Word Map: Students create a PowerPoint slide that visually depicts an assigned word. All design elements (word art, text boxes, slide design, etc.) should mirror the word’s connotation when possible. It should include the following: 1.) the word
2.) an image that represents the word
3.) part of speech and definition
4.) other forms
5.) synonyms and antonyms
Word Maps should be grouped logically and displayed on the classroom bulletin board. After students have taken the test, they should be laminated and displayed in the hallways.
Super Sentences: The teacher composes a sentence that uses several words in context. For example, “The meticulous decorator berated her assistant for choosing two hues that were so incongruous. ‘How can you be so lax! Your negligence is unacceptable,’ her boss yelled.”

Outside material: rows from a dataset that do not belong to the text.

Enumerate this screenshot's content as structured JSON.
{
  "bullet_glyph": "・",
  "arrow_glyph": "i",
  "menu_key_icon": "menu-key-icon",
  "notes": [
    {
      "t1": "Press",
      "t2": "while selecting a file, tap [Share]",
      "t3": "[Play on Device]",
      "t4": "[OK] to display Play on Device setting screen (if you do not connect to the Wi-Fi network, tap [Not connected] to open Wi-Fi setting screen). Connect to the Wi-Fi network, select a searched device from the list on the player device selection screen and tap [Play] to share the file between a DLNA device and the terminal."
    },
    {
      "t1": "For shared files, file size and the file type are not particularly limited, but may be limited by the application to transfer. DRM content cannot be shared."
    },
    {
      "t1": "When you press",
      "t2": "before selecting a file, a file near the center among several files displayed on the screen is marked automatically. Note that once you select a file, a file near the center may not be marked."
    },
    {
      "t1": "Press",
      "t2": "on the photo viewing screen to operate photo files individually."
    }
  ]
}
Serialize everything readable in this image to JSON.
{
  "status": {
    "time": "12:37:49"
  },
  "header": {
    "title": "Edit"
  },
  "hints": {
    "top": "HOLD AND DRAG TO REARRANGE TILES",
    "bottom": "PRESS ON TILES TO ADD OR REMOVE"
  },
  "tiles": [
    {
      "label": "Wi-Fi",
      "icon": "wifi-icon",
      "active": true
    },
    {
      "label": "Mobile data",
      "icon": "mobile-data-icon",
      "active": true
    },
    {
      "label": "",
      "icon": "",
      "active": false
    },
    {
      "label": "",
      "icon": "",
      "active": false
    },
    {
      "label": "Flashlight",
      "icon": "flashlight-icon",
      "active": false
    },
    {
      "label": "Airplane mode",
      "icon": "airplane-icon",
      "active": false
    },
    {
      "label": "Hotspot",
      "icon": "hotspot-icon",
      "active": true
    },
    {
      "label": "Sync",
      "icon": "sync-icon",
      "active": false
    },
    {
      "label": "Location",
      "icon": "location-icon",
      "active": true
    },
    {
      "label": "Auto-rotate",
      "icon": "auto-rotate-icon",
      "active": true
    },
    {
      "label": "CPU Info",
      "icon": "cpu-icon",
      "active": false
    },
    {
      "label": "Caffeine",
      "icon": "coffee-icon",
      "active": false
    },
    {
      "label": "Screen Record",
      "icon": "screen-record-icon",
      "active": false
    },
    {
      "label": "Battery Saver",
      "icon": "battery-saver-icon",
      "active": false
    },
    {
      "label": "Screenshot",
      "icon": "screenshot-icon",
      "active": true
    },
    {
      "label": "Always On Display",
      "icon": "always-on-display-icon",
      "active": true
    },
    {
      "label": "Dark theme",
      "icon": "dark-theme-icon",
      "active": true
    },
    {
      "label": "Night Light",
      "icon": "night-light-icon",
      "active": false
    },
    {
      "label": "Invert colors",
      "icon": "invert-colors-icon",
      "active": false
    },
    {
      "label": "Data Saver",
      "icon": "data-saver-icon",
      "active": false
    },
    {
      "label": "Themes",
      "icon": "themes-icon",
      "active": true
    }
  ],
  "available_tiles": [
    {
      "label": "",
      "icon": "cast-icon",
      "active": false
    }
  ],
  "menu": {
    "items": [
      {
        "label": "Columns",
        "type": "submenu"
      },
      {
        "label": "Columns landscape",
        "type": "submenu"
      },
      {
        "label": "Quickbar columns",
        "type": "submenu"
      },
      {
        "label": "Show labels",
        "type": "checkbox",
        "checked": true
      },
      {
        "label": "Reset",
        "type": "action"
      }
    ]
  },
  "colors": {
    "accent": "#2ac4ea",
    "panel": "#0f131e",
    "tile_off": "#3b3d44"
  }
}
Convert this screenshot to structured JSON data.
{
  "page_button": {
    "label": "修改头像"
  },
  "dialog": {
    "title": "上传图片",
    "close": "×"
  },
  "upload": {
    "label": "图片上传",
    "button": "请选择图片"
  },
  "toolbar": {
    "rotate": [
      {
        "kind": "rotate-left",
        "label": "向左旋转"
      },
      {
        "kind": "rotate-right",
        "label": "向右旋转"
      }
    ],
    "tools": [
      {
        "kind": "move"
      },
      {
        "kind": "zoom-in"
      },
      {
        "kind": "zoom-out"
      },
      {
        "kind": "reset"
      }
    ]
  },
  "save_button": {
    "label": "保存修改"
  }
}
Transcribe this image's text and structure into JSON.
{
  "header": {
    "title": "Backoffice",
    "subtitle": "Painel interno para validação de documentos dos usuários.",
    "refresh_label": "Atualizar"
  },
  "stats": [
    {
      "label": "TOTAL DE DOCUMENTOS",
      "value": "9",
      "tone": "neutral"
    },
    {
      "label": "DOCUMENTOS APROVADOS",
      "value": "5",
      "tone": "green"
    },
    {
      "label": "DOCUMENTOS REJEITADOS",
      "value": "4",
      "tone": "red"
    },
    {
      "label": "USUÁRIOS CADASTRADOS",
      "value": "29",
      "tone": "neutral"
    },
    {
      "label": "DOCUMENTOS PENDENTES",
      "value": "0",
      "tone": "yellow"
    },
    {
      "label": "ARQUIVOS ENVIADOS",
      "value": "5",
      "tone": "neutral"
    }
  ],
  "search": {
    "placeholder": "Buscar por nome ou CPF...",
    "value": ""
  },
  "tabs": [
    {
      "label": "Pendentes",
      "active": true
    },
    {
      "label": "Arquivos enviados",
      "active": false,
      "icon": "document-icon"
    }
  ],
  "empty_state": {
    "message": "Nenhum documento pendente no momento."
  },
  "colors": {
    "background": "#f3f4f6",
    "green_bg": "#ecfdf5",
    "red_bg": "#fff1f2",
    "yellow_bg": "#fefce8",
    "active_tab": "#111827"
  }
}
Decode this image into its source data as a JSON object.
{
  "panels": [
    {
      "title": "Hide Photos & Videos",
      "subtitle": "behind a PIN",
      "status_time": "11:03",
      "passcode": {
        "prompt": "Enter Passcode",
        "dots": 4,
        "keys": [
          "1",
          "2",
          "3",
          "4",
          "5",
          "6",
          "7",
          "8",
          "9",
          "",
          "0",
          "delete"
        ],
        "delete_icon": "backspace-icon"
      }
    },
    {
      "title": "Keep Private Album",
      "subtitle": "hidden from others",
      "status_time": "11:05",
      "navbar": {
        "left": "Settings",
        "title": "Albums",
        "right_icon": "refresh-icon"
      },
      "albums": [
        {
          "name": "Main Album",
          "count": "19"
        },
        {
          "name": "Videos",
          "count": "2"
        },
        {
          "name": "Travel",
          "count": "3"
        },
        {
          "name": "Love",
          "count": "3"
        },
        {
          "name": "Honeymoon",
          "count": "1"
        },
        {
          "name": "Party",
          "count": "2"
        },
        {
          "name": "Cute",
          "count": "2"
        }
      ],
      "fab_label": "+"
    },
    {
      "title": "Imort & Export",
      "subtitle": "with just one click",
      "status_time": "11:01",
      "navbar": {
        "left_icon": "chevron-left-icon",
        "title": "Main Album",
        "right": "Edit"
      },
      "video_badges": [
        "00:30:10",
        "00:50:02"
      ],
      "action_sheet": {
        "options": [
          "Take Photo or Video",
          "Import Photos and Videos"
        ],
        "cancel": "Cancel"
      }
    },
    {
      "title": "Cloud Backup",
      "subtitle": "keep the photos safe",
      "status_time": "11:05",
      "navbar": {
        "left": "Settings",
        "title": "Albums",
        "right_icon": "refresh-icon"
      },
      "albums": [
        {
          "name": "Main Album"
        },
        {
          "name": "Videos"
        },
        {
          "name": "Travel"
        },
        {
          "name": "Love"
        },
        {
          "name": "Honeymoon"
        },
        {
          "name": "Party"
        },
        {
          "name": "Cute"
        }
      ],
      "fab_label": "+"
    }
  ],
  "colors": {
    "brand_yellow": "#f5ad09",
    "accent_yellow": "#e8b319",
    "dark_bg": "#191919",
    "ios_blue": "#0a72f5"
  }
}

Students should “translate” the sentence by putting it into their own words. While going over the “translation” as a class, students should make notes in their packets (for example, lax=negligent /=/ meticulous). Students also may compose their own super sentences and translate peers’ sentences.
Super Story: Working with a partner or individually, students compose a super story using cumulative WordMasters words in context. They should try to use as many words as possible in context. They will score one another on word frequency and correct usage, story plot, and presentation. The highest scoring group will win a prize.
Original Sentences: Students compose original sentences with clear context clues for each of the words.
Word Pairs: Students identify and record synonyms, antonyms, and related words within the word lists.
Word Matrix: Using all the WordMasters words from the year (on slips of paper), students work with their table groups to create logical categories that consist of 3 or more words. They should come up with preliminary titles for their categories, such as “Work Ethic” or “Money.”
Word Categories: Working independently, students choose the five best categories, title them, and in a double-spaced word document, explain their categories.
For example: Category #1: Stored Groups: Archives-reservoir-stronghold-array-contingent
Archives and reservoir directly relate to storage because archives are stored records whereas a reservoir is drinking water storage. A stronghold is more of a figurative place of storage. For example, "a Republican stronghold" is an area dominated by, or which "stores, a political ideal. Array and contigent both refer to groups that aren't necessarily stores, such as an array of hues or a contingent of voters.
Review PowerPoint: Students create a 5-slide PowerPoint presentation on the vocabulary word for which they created their word map. They should save completed PowerPoints in their grade’s WordMasters file on the network. The slides should contain the following:
1. Part of speech and definition
2. Example sentence with CONTEXT CLUE and word omitted
3. An image representing the word
4. An analogy using the word; the word should be in the answer
5. Synonyms and antonyms
Review Game: Bingo or Jeopardy using slides from the students’ review powerpoints. The “fly swatter game” makes use of the word wall.